The salt-extraction molecule is composed of six triazole “motifs” (computer-generated image). The motifs are five-membered rings composed of nitrogen, carbon and hydrogen. Together, these rings form a 3-D “cage” perfectly shaped to trap chloride.
Image courtesy of Yun Liu, University of Illinois at Urbana-Champaign

The Science

Researchers devised a powerful new molecule for the extraction of salt from liquid. The molecule captures chloride. Built using chemical bonds previously regarded as too weak, the new molecule is highly effective. It binds chloride using carbon-hydrogen bonds, previously regarded as too weak to create stable interactions with chloride. The new salt-extraction molecule is composed of six triazole motifs, which together form a 3-D cage perfectly shaped to trap chloride.

The Impact

Salts seeping into freshwater streams and lakes reduce access to drinkable water across the globe. Salts come from oil extraction, road salts, water softeners, and the natural weathering of rock. It takes just one teaspoon of salt to permanently pollute five gallons of water. The research and the resulting molecular cage could help increase the amount of drinkable water on Earth.

Summary

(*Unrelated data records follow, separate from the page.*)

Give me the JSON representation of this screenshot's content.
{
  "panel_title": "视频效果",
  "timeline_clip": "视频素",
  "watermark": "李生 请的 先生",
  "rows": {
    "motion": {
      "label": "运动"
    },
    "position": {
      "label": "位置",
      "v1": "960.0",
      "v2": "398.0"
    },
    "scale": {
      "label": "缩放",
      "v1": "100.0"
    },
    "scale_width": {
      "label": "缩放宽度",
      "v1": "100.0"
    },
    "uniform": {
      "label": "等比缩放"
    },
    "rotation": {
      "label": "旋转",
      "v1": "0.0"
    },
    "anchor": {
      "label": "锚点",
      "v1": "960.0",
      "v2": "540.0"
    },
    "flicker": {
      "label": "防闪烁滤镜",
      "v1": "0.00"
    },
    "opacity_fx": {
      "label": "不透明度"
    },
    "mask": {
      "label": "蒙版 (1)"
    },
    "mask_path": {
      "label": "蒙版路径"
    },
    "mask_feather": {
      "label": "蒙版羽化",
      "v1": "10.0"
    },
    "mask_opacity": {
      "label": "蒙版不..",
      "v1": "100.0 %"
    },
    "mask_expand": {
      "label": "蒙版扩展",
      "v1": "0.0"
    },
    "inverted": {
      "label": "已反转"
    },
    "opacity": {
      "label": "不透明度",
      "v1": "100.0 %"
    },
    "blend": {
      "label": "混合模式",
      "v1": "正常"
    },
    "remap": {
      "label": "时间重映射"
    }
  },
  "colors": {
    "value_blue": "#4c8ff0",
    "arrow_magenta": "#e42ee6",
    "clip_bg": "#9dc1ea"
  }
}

About 272 metric tons of dissolved solids, including salts, enter U.S. freshwater streams per year, according to estimates by the U.S. Geological Survey. These solids pollute the water, making it undrinkable. The challenge is to remove the salts quickly and efficiently. Many of these salts contain chloride ions. Researchers have looked at flexible molecular cages to capture the chloride. Now, researchers have designed a rigid molecular cage that draws in chloride ions. The rigidity also enables the molecule to retain its shape after the central chloride has been lost, compared to other designs that collapse under the same circumstances due to their flexibility. This gives the molecule greater efficacy and versatility. The team made the molecular cage using carbon-hydrogen bonds, which are weaker than typical nitrogen-hydrogen bonds. Compared to cages made with stronger bonds, the new cage performs several orders of magnitude better. This rigid molecular cage holds promise for water purification and potentially other applications.

Contact

Amar H. Flood
Indiana University
aflood@indiana.edu; (812) 856-3642

Funding

The Department of Energy, Office of Science, Office of Basic Energy Sciences, Chemical Sciences, Geosciences, and Biosciences division funded this research. A.H.F. acknowledges support from the Waterman Professorship.

Publications

Y. Liu, W. Zhao, C.H. Chen, and A.H. Flood, “Chloride capture using a C–H hydrogen bonding cage.” Science 23, eaaw5145 (2019). [DOI: 10.1126/science.aaw5145]

Related Links

Indiana University Bloomington news release: Building a better salt trap: IU researchers synthesize a molecular 'cage' to trap chloride